NEC Slices Its Way Into U.S. Blade Market
NEC this week unveiled its first blade server for the U.S. market, an offering that is also the first Intel Itanium 2 Blade server from a major server provider.NEC this week unveiled its first blade server for the U.S. market, an offering that is also the first Intel Itanium 2 Blade server from a major server provider.
NEC plans to begin shipping the Express5800/1020Ba Blade server offering in September with an eye on the Linux cluster space, Scott Schweitzer, product manager of Itanium products for NEC Solutions, America, told ServerWatch. The blade server's 64-bit architecture, 4x InfiniBand capabilities, and high memory capacity make it well-suited for organizations running multithreaded, processor-intensive applications.
The blades will also feature:
- 24 GB of expandable memory
- Automatic fail-over with redundant switches to provide uninterrupted availability and hot-swappable capabilities
- Two on-board 73GB U320 SCSI hard drives with built-in I/O and two Gb Ethernet ports, USB, and video
- Built-in management interface to consolidate KVM management functions for both local and remote (over IP) consoles and "system shared" FD/DVD, as well as to enable the management of power control, status monitor, error alert, error logging, and configuration control
- A design that consolidates cables, power supplies, storage, and network switching onto a single chassis to enable uninterrupted operation when adding, moving, or replacing blades.
The NEC Express5800/1020Ba blade server interfaces with external devices via a 4x InfiniBand PCI-X host adapter, that offers 1 GB per second of throughput and delivers up to eight simultaneous communications paths over a single cable. Each blade server comes standard with two Itanium 2 processors, allowing the 1.6GHz processor blades to deliver 12.8 GFLOPS performance, with nine blades fitting into a single 10U chassis, providing up to 18 processors per chassis, making the system capable of delivering more than 345 GFLOPS of processing power per cabinet.
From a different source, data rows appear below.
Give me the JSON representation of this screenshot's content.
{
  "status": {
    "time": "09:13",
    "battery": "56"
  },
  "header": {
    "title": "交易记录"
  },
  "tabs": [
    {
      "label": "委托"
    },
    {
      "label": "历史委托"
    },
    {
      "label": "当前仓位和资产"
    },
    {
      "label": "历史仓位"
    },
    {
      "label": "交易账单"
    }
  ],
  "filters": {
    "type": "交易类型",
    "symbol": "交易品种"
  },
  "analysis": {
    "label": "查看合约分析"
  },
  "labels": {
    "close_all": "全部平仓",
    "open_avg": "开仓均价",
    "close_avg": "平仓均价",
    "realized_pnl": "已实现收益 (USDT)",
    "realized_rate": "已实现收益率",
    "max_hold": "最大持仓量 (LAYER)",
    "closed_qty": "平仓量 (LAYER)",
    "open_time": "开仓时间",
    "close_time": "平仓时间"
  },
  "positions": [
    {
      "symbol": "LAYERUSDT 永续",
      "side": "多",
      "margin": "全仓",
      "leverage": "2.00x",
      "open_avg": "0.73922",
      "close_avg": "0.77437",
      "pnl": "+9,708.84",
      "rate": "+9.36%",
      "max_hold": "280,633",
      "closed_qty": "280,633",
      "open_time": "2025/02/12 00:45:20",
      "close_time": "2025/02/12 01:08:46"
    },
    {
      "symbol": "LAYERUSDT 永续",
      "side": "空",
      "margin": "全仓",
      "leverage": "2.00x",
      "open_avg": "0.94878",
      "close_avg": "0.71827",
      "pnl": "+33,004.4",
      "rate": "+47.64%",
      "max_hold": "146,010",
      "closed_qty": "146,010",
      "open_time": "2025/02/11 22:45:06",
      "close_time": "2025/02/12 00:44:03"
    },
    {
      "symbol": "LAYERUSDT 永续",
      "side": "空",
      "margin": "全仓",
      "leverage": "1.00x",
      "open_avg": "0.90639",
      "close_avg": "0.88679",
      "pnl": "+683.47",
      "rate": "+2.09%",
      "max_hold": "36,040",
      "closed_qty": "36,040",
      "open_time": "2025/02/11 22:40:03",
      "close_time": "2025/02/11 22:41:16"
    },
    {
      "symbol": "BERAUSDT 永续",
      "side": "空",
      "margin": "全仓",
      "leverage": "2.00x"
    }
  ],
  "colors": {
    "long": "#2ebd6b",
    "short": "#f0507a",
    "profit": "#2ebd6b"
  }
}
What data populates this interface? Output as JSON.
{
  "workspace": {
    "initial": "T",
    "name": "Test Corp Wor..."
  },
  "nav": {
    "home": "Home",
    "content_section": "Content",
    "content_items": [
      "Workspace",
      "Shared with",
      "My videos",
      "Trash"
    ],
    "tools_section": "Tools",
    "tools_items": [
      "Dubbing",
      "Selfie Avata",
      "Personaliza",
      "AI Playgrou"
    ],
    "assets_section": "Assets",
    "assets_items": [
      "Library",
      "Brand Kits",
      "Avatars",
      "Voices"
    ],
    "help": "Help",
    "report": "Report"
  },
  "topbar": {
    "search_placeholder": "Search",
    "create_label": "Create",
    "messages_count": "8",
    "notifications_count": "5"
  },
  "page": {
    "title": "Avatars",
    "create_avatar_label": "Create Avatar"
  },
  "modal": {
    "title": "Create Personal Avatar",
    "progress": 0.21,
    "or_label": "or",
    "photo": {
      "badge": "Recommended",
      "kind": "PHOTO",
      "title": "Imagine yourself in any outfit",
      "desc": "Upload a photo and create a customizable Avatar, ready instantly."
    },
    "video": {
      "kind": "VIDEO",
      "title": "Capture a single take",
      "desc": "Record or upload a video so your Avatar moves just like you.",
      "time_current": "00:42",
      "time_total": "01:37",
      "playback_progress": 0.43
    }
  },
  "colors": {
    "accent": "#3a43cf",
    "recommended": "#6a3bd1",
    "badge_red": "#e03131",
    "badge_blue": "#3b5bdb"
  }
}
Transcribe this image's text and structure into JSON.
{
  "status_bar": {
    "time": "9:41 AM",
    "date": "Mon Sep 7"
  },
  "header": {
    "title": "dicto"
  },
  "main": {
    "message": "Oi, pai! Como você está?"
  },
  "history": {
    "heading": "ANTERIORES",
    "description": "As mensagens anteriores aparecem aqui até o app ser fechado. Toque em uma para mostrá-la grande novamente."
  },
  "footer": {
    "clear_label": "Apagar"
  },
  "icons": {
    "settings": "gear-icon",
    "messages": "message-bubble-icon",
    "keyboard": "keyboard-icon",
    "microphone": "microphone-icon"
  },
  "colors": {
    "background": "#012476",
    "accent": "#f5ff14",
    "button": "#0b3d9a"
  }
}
The Express5800/1020Ba Blade server is designed to operate most efficiently in Linux clusters, Schweitzer said. The software that comes with the blade system virtualizes one node across many, giving multiple blades the appearance of a single system image. It also allows chassis to be aggregated together.
Although NEC pushes Red Hat as the operating system for the blades, Schweitzer said that SUSE Linux can also run on the blades.
The 19-inch rack mountable chassis is 10U high with room for nine blades and two half-U control blades. Powerwise, a full chassis consumes 5 KW running 1.4 GHz chips at 220 volts. Redundant DC power is provided for the first four blades, and additional redundant power, which consumes 2U is also available.
Although this is NEC's first blade offering in the United States, the vendor is no stranger to the blade space. NEC currently sells a third-generation 32-bit blade in Japan, Schweitzer said. NEC does not bring products to markets where it will not have a competitive advantage, Schweitzer added; thus the reason for setting its sights on the 64-bit market.
NEC already has several U.S. partners lined up. John Hallquist, president at Livermore Software Technology, an ISV, is developing customized crash test simulation solutions for the automotive industry. Other areas where NEC anticipates the Express5800/1020Ba Blade server being deployed are genome mapping, weapons research, and financial market simulation.
The Express5800/1020Ba will be priced at $79,000 for a chassis packed with nine 2-way blades, each with 2GB of memory, 136 GB of hard drive storage and redundant power. Installation, software and maintenance are priced separately. Other price configuration combos are also available, Schweitzer said.